Rare constructions found in a French cave demonstrate that Neanderthals had more skills than expected. The structures were built around 176,000 years ago using broken stalagmites. A report with details about the peculiar place was published Wednesday in the journal Nature.
Scientists reported six rock structures found earlier this week. The structures were located 1,100 feet inside Bruniquel Cave in Aveyron, a region in southern France. The rocks were reportedly shaped by Neanderthals, who populated European lands by that time, said the report published on Wednesday.
The structures are composed by parts of broken stalagmites, which are formations of minerals deposited from water that trickles into a cave floor. One of the ring-shaped structure measures 22-by-15 feet. The six pieces show signs of having been in contact with fire.
“They moved more than two tons of broken stalagmites. It could be for a specific domestic use or cultural one,” said paleoclimatologist Dominique Genty of France’s Climate and Environment Sciences Laboratory.
The purpose of the structures remains unknown. Jacques Jaubert told Reuters the cave was not a place to live or cook, because it is located too far from daylight. Jaubert is a professor of prehistory at the University of Bordeaux
Ancient ring-like structures found in a cave in France were probably built by Neanderthals, suggests a study https://t.co/k1rXE0nBoT
— nature (@nature) May 25, 2016
The formations demonstrate that Neanderthals were probably a structured society
New findings demonstrate that Neanderthals were more skilled than previously known. Several theories propose the species of humans were able to hunt with complex methods. They also used pigments for body painting. And interestingly enough, the even conducted burials, said Reuters.
Professor Jaubert told in the interview that Neanderthals have been recognized for building rock workshops and hearths. “Structures of this magnitude” located deep inside a cave had never been found before, he said.

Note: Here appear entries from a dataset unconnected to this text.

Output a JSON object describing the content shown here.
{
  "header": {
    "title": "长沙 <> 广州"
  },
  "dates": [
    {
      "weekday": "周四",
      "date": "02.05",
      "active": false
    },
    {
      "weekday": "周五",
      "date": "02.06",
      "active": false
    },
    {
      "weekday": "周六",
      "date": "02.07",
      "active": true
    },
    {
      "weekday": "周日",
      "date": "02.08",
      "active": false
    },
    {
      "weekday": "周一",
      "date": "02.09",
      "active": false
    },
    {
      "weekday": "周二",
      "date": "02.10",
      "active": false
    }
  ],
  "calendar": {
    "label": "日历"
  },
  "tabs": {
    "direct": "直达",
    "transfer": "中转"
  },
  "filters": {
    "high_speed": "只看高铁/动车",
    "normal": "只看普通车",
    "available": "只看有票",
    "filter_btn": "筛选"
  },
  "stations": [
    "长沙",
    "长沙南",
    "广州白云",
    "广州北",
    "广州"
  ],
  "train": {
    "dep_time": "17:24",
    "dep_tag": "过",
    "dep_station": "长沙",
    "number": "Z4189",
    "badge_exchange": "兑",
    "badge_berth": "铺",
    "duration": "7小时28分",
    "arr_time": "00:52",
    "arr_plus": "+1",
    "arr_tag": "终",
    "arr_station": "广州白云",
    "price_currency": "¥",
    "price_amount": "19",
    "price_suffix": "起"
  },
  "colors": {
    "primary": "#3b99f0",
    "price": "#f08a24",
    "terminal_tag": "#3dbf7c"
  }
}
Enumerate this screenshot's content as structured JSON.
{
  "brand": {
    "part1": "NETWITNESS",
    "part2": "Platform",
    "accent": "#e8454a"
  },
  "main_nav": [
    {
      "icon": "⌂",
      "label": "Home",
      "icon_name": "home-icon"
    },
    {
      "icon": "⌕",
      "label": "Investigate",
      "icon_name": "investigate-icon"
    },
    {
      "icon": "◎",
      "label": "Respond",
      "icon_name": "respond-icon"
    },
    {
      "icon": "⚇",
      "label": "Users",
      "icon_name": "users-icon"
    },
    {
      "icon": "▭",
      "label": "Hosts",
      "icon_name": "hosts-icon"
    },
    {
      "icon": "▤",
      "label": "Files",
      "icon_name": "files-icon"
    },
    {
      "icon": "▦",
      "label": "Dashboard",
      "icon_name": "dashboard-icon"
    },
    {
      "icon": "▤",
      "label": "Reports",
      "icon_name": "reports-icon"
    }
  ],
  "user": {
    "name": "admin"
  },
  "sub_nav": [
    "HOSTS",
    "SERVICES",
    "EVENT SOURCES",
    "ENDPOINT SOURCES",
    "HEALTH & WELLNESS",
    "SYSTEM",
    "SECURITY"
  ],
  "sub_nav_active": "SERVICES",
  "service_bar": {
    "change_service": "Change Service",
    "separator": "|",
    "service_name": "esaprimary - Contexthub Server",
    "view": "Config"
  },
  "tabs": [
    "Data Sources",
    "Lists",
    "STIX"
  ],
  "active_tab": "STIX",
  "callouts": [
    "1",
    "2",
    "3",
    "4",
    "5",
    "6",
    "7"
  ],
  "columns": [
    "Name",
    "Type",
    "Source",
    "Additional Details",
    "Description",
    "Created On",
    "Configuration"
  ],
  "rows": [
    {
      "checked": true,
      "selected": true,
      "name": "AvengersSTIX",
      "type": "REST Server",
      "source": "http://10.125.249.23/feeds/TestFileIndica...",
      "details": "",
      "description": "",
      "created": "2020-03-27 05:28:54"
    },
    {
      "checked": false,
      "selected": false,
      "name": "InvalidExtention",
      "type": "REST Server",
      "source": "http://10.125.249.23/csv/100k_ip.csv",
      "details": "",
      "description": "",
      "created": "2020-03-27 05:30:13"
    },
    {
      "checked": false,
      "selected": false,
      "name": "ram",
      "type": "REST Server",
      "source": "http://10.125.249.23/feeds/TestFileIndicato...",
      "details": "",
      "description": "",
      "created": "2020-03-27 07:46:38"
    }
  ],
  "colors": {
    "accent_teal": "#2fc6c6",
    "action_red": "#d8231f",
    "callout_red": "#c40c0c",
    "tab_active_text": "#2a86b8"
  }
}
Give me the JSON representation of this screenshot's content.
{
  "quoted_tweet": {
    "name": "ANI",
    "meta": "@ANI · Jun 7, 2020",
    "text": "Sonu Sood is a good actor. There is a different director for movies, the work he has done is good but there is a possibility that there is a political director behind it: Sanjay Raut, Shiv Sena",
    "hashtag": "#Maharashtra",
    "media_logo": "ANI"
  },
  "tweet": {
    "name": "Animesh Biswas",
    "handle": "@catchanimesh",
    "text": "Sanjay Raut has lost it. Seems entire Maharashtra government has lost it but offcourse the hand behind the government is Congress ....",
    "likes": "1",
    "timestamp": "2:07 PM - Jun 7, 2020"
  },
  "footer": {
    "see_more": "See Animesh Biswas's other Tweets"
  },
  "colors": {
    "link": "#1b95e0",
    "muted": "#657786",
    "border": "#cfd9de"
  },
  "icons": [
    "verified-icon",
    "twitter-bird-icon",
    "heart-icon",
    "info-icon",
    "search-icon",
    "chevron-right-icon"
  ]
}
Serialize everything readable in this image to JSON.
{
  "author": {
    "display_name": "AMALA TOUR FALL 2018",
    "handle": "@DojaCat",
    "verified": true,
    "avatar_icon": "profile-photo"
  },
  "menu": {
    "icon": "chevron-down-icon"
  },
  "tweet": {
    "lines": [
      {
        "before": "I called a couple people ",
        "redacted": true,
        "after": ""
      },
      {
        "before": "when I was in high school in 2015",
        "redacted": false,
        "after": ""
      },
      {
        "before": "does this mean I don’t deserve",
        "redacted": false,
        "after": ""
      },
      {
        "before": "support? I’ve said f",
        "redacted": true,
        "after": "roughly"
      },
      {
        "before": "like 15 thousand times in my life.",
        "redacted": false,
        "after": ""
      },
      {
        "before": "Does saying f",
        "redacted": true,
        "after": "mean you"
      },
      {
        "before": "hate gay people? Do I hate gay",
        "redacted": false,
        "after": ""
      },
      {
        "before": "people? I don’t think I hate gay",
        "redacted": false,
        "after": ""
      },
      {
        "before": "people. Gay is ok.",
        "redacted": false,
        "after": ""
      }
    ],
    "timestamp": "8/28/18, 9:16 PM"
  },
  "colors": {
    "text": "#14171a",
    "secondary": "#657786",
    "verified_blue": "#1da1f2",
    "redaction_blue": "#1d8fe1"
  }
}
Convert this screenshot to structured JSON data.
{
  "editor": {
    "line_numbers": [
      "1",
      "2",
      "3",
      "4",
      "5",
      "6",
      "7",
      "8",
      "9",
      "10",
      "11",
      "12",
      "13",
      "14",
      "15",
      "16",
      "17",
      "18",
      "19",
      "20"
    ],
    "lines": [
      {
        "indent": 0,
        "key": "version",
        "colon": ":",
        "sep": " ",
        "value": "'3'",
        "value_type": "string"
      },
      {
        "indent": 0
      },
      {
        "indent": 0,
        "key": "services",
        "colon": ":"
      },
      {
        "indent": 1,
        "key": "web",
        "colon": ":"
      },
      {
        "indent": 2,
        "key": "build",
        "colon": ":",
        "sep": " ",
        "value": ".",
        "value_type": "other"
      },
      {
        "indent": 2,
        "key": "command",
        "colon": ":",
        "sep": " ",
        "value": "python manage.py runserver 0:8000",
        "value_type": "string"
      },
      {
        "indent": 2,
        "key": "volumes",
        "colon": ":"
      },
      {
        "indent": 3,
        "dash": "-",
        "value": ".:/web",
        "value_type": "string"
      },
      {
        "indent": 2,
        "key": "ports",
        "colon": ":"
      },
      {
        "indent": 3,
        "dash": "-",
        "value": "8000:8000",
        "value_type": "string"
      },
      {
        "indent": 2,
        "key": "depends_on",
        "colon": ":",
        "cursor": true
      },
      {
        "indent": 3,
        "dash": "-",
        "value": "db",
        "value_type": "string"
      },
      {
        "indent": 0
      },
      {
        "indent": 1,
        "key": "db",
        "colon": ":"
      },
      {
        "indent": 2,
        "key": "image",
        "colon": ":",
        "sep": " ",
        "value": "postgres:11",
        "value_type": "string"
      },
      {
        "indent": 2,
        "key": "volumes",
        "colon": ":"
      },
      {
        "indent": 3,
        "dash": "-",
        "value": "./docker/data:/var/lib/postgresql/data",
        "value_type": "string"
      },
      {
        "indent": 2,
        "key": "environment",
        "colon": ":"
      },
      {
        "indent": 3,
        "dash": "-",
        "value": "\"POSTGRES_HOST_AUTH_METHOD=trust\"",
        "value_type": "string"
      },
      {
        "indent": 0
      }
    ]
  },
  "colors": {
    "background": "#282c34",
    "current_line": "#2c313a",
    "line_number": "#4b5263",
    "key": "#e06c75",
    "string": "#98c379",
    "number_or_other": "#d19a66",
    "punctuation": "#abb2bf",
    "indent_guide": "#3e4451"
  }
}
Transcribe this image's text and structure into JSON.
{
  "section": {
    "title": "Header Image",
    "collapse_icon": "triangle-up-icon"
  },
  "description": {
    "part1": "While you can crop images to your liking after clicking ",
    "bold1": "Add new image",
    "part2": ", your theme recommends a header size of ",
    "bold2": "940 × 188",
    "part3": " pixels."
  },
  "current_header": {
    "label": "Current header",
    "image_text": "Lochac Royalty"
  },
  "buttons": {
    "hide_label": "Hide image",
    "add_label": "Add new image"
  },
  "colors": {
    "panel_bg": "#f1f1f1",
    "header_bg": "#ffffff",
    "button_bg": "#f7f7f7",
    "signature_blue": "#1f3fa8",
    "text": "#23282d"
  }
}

The stalagmite compositions are one of the oldest constructions ever built by humans, said Reuters. Their construction might have required community leaders, mobilization of materials and lightning fire, according to jaubert.
A theory proposes that structures are the product of at least four people, who probably burned bones for obtaining light during long periods. Professor Jaubert said that such a work is the demonstration of a “structured society”.
Neanderthals keep surprising us
The old formations were discovered in the 1900s by local cavers, said The Guardian. By that time, researchers thought the stalagmites were 50,000 years old. Stalagmite tips and bone traces found there date to 175,000 years ago, according to new tests.
Neanderthals died in Eurasia when modern humans populated that region. Formations into the cave remain almost intact, because the stalagmites are protected by calcium carbonate, said The Guardian. Scientists find the cave fascinating, since they cannot explain how the species were able to enter so deep into its interior. Marie Soressi, an archaeologist at Leiden University said that new questions have arisen.
Soressi wonders if the structures were built as a common practice of the ancient species or if they were built accidentally. If the first theory turns out to be real, there would not be “so much of a jump” between Neanderthals and contemporaneous humans. “This is very strange behaviour” she told The Guardian.
— Neanderthal News (@NeanderthalNews) May 26, 2016